Michael Pearson

Reading Life

nonfiction
Adventures in books and the world
Nonfiction (travel)
"Pearson is a most companionable guide to take us worlds away." --Arthur Saltzman, author of Nearer: Essays
Fiction
Shohola Falls is a fever dream of a novel that brilliantly weaves past and present, fact and imagination to describe a young man’s quest for himself”
--Tom Kelly, author of Payback
Memoir
“Achingly American, a bittersweet elegy that echoes Thomas Wolfe and Jack Kerouac”
--Mike D’Orso, author of Like Judgment Day
Nonfiction/travel
“A wild travelogue told by a scholarly tour guide”
--The New Orleans Times Picayune
“A fascinating report on America”
--The Columbia S. C. State

Imagined Places: Journeys into Literary America

Excerpt:

The spirit of adventure is strong in me. It always has been. My inclination, which is surely American, is never to be fully satisfied with any place I’ve lived, be it New York or Pennsylvania or Virginia. There are either too many people or too few of the right ones, too many condominiums or not enough bookstores.

My impulse has been to travel, to see for myself what lies on the other side of the mountain, not to accept hearsay but to see with my own eyes. The only places that didn’t seem to have an ever-enticing hill just beyond them were imagined places, those I’d dreamt up or read about in books. As Northrop Frye has said, “No matter what direction we start off in, the signposts of literature always keep pointing the same way, to a world where nothing is outside the human imagination.”

I guess I wanted a world as filled with sound and fury as Faulkner’s, as cradled in promises and dark mysteries as Frost’s, as populated with oddballs and heroes as Steinbeck’s. I wanted the mountains and the sea, the brutal winters that froze desire, and the unchanging tropical heat that fed a lazy anticipation. I wanted the perfect memory of childhood that Hannibal represented, but I wanted the violent awakenings of O’Connor’s Georgia as well.

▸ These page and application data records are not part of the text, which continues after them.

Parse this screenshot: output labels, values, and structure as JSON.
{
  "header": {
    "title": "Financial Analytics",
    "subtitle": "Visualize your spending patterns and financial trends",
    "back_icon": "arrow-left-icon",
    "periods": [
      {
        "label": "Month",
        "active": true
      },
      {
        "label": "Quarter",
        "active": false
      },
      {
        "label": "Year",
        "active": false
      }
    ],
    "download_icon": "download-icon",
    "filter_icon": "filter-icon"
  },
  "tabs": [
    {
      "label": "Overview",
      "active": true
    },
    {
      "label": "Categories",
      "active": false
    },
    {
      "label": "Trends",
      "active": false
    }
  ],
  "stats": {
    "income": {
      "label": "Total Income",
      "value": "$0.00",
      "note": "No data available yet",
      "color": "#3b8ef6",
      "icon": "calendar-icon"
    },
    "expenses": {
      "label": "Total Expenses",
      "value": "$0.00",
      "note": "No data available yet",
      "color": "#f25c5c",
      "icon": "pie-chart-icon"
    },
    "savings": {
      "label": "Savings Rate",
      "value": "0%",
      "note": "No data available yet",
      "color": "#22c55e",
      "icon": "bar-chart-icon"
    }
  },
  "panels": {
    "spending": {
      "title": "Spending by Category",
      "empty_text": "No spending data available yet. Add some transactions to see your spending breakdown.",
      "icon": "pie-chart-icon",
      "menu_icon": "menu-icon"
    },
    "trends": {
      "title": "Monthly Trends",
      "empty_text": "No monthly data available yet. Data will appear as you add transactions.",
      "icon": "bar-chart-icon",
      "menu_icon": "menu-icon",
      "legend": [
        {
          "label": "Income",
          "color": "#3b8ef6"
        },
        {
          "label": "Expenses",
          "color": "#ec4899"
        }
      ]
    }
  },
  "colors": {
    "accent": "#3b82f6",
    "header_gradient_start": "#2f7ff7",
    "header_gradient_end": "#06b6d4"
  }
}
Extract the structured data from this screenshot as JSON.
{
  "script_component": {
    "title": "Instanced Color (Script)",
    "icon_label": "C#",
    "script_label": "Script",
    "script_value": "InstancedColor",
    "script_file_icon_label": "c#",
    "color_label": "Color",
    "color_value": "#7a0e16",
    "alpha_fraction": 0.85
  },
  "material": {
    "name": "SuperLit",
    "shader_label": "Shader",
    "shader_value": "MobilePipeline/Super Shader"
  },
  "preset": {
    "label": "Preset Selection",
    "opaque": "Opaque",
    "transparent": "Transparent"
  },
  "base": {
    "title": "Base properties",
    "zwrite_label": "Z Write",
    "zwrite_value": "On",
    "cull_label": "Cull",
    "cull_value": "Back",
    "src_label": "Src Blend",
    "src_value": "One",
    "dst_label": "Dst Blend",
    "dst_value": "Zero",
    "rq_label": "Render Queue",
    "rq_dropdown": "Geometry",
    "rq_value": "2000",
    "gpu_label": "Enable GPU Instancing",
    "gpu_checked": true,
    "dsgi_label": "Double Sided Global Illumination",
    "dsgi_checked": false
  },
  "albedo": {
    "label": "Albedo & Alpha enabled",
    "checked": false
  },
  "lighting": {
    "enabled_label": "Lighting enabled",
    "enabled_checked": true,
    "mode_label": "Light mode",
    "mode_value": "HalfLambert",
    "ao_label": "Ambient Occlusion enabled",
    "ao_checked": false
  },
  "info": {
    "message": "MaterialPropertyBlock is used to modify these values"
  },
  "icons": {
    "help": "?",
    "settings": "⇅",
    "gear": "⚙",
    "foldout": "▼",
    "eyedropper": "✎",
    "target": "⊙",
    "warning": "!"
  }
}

In books and legends these worlds existed for me, but I wondered whether, if I stepped beyond the magical circle of imagining, these worlds would disappear like a mirage shimmering into memory.

A few years ago I overheard one of my sons talking with a group of his friends about their fathers’ professions. I recall him saying, “My father reads books.” I felt sorry for him then for not being able to say something more exciting or even more reasonable, but he was close to the truth. That’s exactly what I’ve done for a good part of my life -- read books and talked about them with mostly captive audiences in classrooms. But for me books have always been adventures, a slipping off into unknown territories, a way to lose the world for a time and a way to find it again.